## Data records
########################################
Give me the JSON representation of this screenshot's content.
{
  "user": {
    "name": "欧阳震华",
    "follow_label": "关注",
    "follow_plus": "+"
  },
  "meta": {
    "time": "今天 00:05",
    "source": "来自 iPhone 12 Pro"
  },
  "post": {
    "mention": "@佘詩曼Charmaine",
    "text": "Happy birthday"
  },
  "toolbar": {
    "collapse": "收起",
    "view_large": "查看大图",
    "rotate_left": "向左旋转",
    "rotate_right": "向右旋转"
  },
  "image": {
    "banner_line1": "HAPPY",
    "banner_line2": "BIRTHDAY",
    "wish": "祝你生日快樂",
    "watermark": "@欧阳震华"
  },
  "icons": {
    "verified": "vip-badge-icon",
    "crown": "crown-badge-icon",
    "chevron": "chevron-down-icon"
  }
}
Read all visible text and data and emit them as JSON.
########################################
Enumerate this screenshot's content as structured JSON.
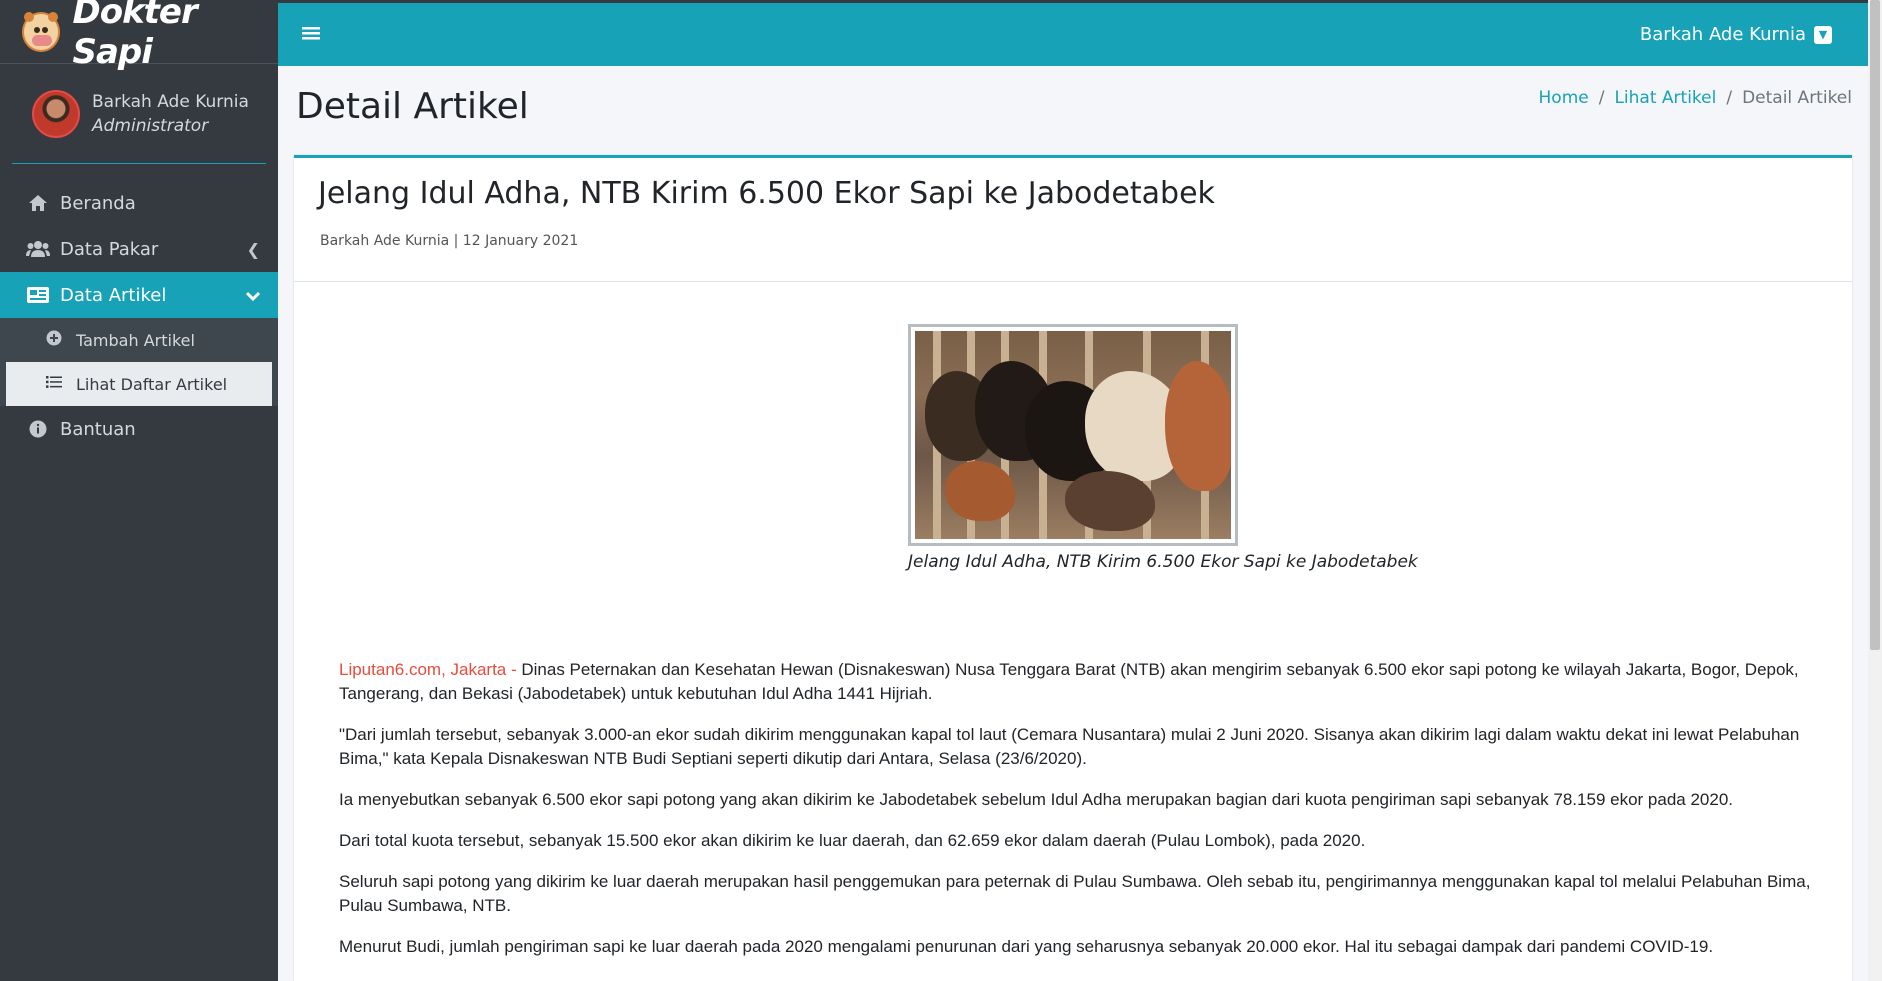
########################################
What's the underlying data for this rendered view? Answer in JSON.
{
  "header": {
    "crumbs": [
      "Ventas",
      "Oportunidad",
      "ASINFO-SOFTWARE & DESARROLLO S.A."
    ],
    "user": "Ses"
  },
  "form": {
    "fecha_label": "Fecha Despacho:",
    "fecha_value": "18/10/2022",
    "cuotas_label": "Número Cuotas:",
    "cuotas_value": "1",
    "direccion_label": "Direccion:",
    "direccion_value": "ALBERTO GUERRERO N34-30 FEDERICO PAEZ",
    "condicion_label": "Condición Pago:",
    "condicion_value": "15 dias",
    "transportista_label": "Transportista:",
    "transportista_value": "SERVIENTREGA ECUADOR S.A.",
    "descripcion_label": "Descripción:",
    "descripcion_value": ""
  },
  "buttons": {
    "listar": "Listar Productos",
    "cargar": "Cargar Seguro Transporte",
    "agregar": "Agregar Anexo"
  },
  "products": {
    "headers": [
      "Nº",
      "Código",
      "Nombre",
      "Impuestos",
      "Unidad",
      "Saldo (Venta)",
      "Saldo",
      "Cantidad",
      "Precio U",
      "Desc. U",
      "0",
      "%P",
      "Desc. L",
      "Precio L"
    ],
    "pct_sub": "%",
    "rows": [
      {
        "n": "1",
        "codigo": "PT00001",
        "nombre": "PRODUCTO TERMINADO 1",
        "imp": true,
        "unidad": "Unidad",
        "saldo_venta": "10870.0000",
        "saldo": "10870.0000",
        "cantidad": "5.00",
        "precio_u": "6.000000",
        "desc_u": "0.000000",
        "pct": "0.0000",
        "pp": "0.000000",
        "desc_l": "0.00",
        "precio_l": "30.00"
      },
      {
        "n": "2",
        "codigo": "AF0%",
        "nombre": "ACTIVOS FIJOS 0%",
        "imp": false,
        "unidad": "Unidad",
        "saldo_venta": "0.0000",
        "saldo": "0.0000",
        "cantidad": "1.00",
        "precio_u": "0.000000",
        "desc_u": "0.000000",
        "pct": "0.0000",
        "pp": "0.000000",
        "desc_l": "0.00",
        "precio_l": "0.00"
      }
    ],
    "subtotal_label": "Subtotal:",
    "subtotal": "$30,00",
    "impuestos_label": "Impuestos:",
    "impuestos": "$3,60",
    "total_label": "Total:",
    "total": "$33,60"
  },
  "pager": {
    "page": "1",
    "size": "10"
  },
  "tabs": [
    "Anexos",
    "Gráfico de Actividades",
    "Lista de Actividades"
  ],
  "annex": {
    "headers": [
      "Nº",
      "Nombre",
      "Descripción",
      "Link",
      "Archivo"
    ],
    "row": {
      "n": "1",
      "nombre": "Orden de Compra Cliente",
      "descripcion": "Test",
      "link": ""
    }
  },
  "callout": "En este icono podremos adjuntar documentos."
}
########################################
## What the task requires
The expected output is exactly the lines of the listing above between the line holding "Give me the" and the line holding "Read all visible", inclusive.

## Response
Give me the JSON representation of this screenshot's content.
{
  "user": {
    "name": "欧阳震华",
    "follow_label": "关注",
    "follow_plus": "+"
  },
  "meta": {
    "time": "今天 00:05",
    "source": "来自 iPhone 12 Pro"
  },
  "post": {
    "mention": "@佘詩曼Charmaine",
    "text": "Happy birthday"
  },
  "toolbar": {
    "collapse": "收起",
    "view_large": "查看大图",
    "rotate_left": "向左旋转",
    "rotate_right": "向右旋转"
  },
  "image": {
    "banner_line1": "HAPPY",
    "banner_line2": "BIRTHDAY",
    "wish": "祝你生日快樂",
    "watermark": "@欧阳震华"
  },
  "icons": {
    "verified": "vip-badge-icon",
    "crown": "crown-badge-icon",
    "chevron": "chevron-down-icon"
  }
}
Read all visible text and data and emit them as JSON.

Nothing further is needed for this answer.